• TASK
From the entries below, return every line that includes the word "title".

(PROVIDED RECORDS Opens)

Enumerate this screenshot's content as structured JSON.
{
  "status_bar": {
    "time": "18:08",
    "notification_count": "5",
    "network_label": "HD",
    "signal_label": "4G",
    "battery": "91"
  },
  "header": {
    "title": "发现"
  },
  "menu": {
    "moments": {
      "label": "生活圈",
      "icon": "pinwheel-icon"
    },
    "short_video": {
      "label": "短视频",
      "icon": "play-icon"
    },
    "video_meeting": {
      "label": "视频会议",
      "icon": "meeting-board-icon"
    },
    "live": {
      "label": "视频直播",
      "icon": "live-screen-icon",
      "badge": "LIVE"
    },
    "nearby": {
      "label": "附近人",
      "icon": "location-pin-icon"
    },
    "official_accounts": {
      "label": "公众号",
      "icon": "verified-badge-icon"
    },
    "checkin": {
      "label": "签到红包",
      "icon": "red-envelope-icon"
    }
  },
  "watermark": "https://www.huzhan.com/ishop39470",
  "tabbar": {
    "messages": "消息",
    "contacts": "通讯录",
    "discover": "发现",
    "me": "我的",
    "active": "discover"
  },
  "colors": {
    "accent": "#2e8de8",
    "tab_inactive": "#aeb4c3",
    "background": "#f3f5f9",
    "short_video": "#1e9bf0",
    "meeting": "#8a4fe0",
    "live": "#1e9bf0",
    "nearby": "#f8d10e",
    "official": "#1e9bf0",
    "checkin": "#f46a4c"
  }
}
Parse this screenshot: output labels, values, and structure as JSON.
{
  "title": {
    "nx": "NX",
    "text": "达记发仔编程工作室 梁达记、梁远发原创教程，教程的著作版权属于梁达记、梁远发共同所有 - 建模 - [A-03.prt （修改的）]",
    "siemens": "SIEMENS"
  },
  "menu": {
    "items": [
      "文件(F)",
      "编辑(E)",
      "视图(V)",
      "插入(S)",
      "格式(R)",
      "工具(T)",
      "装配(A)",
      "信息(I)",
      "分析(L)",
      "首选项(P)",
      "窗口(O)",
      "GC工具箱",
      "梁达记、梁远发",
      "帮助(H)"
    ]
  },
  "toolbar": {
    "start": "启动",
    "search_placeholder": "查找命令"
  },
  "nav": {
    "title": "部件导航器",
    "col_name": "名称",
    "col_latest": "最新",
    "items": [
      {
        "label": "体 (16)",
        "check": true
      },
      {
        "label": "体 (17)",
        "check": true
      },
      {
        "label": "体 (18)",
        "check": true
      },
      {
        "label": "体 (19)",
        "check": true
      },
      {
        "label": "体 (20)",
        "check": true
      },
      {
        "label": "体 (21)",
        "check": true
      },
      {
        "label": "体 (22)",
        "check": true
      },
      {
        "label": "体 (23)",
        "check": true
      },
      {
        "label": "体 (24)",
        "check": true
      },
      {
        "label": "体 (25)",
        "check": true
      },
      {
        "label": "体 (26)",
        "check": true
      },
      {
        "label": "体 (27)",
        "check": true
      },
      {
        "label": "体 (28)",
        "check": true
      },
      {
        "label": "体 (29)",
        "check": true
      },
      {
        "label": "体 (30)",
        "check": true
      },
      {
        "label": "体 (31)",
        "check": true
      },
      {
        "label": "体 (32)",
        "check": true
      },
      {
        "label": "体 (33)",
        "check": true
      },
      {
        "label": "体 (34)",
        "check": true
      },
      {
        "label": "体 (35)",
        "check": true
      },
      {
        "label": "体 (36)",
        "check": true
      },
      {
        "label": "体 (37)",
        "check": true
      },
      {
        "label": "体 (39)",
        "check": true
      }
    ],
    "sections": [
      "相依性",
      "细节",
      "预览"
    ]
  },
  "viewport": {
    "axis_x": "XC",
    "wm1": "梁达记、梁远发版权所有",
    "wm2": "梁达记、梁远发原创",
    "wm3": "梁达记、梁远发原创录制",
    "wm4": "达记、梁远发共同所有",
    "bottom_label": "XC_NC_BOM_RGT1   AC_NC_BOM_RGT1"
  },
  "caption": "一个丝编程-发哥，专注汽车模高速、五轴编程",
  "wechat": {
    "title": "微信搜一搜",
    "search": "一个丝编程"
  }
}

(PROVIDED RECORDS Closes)

• WRITTEN ANSWER
    "title": "发现"
  "title": {
    "title": "部件导航器",
    "title": "微信搜一搜",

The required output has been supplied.